- **Given data**:
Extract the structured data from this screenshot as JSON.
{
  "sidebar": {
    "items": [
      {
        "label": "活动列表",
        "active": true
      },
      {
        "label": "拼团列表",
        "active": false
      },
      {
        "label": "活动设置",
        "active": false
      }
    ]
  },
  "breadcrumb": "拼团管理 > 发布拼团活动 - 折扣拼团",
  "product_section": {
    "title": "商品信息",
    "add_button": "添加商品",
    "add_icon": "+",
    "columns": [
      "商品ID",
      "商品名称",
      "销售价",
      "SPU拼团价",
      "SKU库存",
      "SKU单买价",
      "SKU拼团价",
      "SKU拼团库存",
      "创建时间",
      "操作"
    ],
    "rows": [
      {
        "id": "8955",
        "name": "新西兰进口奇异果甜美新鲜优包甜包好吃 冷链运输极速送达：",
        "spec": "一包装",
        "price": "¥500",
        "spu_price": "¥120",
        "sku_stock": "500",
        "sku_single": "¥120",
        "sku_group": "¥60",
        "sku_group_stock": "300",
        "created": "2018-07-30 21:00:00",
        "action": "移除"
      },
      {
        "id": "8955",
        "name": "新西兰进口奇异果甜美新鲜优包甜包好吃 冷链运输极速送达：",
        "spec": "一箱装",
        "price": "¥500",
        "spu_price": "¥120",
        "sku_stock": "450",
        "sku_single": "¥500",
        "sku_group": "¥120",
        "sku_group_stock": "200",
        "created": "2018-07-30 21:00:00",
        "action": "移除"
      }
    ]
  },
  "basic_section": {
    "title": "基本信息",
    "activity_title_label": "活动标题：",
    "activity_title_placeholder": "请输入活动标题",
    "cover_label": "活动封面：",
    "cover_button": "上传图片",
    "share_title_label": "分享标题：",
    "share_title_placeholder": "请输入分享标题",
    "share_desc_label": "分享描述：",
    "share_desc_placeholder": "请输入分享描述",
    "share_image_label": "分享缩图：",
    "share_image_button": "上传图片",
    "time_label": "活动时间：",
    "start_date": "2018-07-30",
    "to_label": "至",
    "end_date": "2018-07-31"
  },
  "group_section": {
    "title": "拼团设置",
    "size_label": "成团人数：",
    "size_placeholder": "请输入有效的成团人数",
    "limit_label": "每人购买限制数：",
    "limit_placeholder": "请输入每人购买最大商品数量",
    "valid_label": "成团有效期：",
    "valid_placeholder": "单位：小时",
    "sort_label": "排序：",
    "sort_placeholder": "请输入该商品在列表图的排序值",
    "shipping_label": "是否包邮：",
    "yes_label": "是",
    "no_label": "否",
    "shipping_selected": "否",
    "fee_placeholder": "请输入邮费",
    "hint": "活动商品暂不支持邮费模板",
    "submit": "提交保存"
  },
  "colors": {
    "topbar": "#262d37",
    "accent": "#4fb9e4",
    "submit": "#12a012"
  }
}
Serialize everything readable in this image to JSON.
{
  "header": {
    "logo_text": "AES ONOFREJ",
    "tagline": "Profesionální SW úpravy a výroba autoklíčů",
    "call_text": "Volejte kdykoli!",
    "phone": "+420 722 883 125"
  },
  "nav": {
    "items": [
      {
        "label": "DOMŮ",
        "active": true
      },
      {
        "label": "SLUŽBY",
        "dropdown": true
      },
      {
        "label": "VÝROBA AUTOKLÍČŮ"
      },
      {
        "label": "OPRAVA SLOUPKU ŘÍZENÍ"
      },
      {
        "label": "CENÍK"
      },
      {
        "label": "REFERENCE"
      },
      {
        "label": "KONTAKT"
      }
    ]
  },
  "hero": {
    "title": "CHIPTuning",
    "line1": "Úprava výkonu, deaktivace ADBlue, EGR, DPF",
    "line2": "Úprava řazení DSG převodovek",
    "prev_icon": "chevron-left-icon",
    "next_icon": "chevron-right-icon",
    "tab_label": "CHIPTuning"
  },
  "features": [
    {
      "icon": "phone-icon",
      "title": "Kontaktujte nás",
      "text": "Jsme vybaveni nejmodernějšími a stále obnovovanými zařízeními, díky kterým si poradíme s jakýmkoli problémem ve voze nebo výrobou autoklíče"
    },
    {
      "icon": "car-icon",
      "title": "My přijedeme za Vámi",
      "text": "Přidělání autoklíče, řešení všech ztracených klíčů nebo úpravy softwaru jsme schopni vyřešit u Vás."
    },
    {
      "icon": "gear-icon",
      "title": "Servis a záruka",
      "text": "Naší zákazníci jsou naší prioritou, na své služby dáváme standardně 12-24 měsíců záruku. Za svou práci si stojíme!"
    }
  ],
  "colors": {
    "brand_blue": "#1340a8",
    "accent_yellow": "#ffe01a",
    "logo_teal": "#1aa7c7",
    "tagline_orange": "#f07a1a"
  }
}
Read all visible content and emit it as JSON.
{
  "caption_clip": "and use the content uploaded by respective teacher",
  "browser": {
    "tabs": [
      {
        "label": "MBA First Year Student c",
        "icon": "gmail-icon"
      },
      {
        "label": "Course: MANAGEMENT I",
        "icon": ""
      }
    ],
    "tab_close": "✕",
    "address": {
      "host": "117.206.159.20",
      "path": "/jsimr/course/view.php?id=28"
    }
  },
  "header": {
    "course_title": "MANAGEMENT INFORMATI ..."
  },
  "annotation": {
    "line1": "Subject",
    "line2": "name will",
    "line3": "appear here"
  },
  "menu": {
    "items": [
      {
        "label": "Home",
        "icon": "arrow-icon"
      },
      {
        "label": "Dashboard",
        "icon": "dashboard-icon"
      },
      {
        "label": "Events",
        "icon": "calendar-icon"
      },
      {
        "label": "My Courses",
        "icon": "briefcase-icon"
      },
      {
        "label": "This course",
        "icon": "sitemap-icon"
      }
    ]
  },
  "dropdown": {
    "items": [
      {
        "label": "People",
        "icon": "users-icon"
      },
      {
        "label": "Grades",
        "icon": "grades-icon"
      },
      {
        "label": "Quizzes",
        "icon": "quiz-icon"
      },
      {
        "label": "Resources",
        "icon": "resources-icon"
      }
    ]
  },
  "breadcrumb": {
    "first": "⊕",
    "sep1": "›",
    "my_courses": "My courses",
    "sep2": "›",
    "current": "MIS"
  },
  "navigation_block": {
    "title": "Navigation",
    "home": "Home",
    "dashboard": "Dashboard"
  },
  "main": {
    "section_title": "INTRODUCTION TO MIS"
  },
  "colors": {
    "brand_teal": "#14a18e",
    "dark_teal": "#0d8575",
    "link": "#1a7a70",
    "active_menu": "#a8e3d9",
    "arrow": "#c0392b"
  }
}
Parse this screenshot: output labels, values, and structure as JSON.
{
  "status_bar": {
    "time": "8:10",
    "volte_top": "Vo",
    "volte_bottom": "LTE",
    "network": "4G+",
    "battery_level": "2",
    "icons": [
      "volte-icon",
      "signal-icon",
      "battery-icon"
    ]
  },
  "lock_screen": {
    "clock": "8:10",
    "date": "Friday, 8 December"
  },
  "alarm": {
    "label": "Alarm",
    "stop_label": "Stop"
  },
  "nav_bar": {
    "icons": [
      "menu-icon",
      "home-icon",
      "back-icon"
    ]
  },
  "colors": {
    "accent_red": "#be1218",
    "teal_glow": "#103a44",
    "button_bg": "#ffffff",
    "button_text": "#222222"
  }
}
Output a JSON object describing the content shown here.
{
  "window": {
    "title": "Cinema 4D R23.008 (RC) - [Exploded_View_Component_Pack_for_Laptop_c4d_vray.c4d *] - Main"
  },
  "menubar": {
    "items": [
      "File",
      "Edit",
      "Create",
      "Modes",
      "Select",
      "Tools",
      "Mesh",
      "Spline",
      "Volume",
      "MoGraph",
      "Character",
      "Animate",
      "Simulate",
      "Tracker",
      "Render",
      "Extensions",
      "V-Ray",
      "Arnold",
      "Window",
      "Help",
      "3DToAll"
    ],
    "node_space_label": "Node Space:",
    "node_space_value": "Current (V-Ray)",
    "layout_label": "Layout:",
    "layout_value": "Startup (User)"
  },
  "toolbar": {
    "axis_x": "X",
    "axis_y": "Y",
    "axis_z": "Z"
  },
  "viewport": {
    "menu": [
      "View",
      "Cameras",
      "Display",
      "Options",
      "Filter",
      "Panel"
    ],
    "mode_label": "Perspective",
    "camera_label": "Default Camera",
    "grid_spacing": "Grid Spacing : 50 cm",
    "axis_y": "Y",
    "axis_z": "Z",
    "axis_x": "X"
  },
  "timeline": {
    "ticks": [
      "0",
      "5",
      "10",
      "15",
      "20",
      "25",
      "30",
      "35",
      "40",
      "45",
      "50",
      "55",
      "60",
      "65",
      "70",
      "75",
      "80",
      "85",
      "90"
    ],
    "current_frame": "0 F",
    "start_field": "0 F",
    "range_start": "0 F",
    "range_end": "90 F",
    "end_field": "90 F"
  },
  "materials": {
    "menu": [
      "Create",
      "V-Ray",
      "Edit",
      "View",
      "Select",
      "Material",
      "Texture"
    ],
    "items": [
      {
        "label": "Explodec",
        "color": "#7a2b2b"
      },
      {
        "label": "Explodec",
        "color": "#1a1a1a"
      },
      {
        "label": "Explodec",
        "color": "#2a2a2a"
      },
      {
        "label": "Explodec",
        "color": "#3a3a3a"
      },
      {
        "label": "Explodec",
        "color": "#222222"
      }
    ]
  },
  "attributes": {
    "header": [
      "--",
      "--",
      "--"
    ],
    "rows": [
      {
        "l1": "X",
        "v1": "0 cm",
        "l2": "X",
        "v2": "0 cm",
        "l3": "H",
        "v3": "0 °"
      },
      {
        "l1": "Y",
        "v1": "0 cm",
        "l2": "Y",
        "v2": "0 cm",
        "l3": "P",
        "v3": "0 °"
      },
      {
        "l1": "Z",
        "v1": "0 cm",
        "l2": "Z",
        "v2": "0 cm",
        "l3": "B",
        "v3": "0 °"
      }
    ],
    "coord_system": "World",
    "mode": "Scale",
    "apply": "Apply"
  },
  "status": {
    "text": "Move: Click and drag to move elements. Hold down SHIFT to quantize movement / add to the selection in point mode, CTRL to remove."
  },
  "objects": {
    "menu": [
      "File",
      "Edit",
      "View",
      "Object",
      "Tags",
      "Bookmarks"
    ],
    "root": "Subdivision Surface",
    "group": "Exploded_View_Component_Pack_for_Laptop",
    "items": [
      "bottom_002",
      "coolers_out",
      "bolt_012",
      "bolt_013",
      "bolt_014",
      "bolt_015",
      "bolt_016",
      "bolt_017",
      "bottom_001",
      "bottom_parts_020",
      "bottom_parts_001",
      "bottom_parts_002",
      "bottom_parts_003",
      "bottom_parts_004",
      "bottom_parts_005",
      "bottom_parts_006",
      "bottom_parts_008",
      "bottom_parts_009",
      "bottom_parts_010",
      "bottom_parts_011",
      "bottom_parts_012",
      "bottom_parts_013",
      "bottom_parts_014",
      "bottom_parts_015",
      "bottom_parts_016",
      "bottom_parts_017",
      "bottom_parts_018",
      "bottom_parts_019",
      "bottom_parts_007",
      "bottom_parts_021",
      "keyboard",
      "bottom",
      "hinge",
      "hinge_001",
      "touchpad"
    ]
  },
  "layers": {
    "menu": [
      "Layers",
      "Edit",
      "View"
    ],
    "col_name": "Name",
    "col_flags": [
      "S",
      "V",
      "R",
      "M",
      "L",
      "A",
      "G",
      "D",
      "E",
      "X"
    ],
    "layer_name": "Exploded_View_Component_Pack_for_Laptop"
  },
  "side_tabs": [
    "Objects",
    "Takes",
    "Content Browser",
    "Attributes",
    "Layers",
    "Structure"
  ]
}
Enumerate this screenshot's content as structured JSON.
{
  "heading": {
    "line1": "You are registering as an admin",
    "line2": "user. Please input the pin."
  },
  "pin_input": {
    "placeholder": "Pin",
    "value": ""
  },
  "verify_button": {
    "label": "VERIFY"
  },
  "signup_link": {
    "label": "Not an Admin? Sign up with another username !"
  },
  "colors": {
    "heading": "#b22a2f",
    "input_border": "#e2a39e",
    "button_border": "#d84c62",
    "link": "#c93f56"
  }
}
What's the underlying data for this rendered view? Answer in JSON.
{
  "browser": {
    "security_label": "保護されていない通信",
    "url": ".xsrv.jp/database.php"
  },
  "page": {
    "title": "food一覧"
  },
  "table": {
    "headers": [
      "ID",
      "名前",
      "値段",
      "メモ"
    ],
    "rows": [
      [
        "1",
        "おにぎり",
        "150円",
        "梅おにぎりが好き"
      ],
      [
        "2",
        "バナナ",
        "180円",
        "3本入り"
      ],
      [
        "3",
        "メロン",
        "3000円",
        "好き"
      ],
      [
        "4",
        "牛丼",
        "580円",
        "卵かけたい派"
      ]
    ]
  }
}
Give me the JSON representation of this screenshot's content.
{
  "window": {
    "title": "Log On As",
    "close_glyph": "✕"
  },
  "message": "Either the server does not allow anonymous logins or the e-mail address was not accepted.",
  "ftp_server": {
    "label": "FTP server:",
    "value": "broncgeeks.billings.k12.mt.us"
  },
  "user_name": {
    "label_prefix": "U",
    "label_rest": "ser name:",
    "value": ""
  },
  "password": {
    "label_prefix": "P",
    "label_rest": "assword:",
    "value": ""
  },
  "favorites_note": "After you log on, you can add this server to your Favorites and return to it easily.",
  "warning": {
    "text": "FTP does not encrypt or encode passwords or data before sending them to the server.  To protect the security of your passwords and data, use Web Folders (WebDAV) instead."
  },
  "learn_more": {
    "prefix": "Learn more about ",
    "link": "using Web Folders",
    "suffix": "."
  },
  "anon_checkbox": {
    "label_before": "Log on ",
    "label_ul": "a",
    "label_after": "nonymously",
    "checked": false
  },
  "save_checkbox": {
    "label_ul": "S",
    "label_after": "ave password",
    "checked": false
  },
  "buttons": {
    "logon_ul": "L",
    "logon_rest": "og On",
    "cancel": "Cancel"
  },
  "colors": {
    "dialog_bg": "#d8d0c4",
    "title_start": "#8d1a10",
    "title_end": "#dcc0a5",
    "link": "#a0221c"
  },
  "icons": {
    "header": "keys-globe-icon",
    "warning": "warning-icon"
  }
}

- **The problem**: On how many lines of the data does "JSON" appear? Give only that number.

- **Answer section**: 8